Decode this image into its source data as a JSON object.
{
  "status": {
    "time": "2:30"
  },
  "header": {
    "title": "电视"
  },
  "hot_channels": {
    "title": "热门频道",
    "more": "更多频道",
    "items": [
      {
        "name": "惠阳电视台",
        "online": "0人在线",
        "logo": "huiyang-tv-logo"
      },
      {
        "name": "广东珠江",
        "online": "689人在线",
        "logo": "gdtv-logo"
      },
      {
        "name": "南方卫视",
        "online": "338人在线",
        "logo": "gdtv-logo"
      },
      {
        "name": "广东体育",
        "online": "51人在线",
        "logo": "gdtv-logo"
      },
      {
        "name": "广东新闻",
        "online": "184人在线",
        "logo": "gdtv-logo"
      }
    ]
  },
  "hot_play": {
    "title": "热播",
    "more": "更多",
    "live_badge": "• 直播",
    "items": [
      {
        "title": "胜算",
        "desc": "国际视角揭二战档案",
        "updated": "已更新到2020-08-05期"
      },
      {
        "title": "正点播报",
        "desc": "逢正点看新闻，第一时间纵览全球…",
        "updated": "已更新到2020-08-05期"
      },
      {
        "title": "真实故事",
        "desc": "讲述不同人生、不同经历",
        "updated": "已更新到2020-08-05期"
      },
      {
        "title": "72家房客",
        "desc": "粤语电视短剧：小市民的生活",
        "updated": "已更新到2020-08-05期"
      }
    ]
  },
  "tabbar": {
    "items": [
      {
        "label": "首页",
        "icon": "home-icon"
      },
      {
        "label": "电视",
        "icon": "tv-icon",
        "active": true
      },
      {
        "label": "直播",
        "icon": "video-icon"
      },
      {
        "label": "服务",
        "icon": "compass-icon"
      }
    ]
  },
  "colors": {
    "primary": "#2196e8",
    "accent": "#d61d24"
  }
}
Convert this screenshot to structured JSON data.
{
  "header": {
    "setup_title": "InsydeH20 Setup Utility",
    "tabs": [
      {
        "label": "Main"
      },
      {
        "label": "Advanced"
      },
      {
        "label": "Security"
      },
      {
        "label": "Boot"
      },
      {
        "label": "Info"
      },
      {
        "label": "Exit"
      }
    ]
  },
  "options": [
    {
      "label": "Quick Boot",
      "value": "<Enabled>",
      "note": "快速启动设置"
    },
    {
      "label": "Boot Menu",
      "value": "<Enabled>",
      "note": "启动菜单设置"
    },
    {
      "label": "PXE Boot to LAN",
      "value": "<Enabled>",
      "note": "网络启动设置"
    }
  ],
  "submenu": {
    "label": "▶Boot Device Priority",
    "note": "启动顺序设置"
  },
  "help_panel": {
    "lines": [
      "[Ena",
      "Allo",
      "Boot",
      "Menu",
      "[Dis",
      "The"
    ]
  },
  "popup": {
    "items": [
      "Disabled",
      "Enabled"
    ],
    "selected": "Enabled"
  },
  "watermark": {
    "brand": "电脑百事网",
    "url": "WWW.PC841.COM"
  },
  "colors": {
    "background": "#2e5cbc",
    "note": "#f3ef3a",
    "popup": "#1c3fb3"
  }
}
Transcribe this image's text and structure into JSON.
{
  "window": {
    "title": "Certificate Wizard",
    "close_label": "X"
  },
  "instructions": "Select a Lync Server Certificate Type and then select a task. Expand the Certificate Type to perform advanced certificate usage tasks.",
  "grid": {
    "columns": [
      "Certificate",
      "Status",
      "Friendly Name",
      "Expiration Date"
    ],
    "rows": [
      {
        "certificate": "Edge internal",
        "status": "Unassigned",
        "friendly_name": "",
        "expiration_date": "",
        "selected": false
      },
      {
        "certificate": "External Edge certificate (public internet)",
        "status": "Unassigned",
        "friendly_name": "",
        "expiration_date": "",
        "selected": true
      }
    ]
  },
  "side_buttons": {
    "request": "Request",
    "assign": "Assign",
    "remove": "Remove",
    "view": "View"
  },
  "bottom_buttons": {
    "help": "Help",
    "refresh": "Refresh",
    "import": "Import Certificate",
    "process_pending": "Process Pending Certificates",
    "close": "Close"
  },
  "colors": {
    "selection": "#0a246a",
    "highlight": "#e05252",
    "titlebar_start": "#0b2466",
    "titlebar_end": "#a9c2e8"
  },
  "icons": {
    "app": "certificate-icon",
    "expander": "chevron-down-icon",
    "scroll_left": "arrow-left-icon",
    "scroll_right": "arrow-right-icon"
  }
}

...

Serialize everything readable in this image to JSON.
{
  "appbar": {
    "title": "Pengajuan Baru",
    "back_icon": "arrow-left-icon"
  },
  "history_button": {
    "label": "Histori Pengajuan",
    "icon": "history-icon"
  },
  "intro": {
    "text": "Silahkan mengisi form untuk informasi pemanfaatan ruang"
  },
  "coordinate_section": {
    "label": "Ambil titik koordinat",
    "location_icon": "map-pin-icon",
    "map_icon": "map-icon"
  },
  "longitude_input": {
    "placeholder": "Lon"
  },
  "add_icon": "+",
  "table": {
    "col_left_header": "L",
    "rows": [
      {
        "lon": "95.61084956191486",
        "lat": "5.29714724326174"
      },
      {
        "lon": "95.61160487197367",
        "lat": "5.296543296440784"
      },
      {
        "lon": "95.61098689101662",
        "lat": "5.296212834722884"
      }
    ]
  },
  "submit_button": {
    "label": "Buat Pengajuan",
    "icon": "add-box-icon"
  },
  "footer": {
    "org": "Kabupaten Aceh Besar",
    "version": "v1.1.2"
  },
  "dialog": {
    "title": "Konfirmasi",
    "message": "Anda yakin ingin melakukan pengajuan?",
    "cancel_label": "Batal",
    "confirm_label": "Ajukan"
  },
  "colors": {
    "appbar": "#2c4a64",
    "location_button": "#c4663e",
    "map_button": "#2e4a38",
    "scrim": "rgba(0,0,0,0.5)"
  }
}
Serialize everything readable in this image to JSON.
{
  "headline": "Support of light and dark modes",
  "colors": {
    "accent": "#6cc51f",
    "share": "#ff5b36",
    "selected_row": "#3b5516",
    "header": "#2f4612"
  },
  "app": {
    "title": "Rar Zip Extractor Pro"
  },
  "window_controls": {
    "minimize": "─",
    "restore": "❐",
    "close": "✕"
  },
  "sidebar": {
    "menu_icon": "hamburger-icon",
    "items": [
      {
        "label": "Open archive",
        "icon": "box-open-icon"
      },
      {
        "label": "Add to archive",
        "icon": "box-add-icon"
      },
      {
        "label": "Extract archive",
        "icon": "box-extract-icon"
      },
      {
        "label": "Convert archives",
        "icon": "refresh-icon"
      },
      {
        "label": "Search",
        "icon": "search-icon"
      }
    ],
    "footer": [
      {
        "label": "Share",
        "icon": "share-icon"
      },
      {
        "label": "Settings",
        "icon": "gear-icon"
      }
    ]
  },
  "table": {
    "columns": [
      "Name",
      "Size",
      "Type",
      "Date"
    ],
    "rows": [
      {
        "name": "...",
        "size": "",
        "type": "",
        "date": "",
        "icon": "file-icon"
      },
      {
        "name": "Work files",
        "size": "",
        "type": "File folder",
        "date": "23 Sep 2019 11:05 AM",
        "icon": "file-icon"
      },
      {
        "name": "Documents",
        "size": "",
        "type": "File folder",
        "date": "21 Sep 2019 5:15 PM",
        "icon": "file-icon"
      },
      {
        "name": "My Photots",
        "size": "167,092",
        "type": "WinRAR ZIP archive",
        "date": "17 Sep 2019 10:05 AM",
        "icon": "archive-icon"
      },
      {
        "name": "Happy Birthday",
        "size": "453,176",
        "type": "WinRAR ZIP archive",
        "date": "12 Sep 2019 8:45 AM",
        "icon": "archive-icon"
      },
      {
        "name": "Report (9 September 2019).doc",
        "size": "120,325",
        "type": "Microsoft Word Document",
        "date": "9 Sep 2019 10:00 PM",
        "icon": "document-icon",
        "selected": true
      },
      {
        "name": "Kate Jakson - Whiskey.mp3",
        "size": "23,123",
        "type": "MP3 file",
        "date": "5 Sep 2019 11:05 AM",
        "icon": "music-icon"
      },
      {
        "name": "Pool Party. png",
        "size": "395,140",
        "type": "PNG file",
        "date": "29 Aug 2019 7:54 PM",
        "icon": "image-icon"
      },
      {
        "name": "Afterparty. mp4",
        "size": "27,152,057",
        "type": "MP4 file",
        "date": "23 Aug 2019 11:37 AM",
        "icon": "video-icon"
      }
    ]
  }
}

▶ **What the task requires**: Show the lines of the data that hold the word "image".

▶ **Exercise response**:
Decode this image into its source data as a JSON object.
Transcribe this image's text and structure into JSON.
Serialize everything readable in this image to JSON.
Serialize everything readable in this image to JSON.
        "icon": "image-icon"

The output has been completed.